About this exercise
Across the records that follow, determine how many lines contain "chevron" and give only the resulting number.

[Records from a data collection]
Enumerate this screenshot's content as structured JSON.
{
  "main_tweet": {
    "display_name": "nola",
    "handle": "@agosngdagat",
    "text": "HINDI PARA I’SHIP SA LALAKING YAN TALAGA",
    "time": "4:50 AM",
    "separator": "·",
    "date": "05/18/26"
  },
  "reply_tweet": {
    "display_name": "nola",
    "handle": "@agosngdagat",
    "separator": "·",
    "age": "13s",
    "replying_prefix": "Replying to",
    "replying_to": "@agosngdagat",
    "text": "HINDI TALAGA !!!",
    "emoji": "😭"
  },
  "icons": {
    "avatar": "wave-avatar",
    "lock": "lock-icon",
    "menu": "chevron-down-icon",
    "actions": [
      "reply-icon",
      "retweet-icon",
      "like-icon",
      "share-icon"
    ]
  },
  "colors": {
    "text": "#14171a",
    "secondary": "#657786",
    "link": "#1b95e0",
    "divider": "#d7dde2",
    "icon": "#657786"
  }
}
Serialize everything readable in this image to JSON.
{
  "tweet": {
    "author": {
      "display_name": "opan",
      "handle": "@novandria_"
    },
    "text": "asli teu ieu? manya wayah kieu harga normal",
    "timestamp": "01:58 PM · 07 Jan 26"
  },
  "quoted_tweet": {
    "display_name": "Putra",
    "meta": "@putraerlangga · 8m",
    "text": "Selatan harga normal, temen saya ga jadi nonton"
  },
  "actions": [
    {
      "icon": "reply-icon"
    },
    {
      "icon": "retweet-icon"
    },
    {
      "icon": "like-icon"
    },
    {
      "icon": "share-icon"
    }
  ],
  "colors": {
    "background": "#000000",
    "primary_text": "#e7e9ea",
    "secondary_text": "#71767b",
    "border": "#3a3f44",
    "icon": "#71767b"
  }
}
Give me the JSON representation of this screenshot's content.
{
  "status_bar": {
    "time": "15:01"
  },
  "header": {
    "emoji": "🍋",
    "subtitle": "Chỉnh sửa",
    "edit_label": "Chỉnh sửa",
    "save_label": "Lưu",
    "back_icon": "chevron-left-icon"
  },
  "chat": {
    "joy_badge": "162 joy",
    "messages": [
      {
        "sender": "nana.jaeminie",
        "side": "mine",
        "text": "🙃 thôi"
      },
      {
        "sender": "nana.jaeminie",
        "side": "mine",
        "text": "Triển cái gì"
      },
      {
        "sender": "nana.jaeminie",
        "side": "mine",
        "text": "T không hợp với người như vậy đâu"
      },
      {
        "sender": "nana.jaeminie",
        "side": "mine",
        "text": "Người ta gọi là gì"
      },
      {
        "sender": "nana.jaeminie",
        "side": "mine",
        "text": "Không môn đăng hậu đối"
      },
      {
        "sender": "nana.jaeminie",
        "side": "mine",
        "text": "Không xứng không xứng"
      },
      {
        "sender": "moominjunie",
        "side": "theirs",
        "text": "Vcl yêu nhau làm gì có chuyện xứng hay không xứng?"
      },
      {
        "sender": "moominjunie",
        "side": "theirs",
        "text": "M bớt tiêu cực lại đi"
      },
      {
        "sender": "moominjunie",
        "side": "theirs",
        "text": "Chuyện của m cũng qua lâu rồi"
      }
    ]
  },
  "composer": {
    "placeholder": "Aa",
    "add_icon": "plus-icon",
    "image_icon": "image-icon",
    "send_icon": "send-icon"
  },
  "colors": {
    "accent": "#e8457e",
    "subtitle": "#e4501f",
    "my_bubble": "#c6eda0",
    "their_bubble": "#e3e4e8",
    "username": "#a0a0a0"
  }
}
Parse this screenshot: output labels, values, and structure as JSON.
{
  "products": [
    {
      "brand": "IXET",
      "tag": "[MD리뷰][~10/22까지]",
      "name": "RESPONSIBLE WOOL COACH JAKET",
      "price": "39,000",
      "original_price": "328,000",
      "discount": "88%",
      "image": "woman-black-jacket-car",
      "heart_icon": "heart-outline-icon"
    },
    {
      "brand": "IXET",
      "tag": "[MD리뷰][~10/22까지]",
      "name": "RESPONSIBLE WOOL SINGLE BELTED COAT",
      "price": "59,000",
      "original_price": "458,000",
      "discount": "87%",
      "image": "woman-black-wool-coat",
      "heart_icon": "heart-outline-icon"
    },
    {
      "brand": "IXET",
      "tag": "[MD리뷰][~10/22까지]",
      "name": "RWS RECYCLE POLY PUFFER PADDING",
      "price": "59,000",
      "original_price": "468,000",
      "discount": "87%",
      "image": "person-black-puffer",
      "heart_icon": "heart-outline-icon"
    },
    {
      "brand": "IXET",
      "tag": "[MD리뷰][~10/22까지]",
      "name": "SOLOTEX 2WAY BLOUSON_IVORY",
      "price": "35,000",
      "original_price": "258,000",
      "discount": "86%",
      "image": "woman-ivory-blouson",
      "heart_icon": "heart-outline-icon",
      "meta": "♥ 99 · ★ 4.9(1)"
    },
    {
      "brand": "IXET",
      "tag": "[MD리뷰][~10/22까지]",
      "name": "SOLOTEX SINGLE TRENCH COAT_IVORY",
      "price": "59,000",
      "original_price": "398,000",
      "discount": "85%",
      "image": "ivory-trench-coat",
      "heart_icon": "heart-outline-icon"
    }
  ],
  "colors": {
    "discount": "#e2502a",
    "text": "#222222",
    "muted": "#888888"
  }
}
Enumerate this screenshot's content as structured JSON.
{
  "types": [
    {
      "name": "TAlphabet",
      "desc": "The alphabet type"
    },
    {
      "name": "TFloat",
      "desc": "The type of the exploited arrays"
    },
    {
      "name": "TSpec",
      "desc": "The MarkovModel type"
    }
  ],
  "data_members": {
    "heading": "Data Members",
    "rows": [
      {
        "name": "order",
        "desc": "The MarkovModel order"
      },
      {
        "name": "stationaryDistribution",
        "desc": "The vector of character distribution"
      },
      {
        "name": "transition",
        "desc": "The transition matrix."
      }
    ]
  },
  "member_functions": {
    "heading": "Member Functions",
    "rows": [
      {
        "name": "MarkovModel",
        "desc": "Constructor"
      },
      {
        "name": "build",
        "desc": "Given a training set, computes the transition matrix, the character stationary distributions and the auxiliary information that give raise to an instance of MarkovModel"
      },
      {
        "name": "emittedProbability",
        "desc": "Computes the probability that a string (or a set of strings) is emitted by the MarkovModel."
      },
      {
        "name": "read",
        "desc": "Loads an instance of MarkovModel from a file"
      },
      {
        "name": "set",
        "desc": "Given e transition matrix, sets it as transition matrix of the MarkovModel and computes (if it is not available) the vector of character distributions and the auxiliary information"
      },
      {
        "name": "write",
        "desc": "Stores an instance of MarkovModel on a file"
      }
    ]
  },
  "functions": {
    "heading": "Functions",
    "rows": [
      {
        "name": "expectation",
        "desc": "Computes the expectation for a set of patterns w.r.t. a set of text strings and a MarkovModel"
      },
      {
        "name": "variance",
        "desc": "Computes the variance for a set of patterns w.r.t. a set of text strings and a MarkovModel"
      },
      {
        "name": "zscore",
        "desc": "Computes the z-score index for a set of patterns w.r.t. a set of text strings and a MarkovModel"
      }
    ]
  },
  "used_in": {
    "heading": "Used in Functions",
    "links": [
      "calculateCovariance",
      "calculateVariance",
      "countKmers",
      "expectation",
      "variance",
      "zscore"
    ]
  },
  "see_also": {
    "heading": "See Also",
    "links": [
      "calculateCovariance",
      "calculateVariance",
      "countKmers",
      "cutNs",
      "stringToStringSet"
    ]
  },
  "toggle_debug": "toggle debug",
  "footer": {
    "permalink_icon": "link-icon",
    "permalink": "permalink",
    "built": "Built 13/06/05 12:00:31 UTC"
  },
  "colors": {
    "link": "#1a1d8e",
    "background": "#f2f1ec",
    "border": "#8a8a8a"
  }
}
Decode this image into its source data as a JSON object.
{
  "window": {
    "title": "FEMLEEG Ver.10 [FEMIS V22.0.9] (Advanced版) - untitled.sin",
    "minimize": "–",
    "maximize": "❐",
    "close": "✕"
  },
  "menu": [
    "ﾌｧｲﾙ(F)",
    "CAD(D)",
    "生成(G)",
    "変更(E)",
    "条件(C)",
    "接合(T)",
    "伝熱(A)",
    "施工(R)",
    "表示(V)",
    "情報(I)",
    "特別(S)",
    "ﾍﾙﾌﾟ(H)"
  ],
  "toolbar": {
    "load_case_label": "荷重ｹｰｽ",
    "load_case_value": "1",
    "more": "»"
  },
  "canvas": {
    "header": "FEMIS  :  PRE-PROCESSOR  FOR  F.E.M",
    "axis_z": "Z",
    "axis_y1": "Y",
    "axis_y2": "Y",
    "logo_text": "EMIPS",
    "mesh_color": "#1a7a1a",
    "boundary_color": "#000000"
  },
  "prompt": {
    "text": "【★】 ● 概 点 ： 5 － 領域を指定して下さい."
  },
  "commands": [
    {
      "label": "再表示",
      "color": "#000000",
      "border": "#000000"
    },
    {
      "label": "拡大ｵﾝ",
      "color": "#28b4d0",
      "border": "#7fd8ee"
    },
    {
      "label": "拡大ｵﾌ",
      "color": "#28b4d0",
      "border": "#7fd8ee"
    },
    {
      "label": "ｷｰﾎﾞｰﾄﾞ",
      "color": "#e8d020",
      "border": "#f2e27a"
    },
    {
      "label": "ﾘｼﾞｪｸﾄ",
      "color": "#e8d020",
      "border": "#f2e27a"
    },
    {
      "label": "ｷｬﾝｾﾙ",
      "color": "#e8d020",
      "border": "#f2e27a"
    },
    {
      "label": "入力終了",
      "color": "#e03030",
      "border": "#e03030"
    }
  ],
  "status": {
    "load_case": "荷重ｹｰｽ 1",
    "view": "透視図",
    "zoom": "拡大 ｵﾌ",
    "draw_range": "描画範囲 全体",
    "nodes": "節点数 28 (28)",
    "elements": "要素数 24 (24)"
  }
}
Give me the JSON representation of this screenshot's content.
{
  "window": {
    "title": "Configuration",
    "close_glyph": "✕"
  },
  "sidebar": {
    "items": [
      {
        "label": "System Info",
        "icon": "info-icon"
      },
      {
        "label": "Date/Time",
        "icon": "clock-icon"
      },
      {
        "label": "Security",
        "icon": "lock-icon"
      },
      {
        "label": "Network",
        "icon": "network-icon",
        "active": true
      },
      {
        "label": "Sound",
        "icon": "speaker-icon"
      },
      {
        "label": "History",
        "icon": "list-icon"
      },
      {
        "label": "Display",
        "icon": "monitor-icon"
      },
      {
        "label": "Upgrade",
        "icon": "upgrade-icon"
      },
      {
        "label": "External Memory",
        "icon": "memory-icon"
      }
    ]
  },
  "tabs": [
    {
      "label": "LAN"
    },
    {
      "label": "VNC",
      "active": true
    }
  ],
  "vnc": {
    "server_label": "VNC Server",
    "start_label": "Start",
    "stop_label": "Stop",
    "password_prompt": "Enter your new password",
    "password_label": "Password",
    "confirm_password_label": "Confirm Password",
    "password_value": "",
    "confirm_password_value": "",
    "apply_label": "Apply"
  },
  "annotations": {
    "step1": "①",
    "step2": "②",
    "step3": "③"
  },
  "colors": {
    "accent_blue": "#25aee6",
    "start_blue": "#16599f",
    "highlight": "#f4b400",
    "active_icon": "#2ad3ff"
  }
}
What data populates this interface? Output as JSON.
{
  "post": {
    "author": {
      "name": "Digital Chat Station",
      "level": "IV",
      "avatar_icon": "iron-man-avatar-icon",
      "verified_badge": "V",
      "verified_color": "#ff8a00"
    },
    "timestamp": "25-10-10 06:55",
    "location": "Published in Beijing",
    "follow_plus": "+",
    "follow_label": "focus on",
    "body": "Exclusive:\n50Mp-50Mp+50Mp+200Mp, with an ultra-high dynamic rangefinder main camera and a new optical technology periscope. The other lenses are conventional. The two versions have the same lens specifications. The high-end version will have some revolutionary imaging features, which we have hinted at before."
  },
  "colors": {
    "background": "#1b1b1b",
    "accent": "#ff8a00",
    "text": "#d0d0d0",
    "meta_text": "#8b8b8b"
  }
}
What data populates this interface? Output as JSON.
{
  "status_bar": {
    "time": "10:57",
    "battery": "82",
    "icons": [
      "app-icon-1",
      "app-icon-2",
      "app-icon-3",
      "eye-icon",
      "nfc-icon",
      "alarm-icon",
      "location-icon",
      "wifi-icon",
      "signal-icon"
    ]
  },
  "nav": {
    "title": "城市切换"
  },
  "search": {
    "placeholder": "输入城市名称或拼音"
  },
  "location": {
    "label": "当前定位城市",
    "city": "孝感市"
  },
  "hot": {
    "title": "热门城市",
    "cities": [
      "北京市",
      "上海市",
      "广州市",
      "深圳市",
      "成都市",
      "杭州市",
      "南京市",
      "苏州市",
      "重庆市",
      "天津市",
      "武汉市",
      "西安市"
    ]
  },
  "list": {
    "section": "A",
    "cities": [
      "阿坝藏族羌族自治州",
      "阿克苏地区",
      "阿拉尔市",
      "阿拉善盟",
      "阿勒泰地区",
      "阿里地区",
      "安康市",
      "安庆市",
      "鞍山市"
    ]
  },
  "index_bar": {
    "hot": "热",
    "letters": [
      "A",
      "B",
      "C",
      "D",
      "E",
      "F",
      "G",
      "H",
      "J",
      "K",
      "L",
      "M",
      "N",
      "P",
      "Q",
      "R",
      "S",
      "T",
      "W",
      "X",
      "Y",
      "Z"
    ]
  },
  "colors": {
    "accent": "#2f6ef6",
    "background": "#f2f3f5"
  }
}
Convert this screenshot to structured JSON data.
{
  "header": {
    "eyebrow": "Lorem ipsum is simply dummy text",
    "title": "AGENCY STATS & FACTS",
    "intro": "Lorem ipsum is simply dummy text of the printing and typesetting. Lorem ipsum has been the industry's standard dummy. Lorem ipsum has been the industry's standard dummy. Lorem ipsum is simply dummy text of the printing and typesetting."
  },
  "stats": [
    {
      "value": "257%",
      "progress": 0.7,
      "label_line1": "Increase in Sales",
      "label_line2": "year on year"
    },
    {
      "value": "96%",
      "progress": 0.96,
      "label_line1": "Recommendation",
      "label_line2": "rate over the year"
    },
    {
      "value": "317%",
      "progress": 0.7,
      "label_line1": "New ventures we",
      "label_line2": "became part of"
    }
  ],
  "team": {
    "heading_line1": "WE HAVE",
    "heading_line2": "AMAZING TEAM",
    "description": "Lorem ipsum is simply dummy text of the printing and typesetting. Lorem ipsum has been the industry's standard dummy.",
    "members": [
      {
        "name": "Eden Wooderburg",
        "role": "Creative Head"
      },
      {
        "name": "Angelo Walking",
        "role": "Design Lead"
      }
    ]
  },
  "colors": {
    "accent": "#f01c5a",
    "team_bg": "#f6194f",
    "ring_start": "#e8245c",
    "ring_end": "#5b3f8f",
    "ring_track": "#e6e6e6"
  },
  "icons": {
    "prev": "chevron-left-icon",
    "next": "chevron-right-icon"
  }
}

Problem solution
4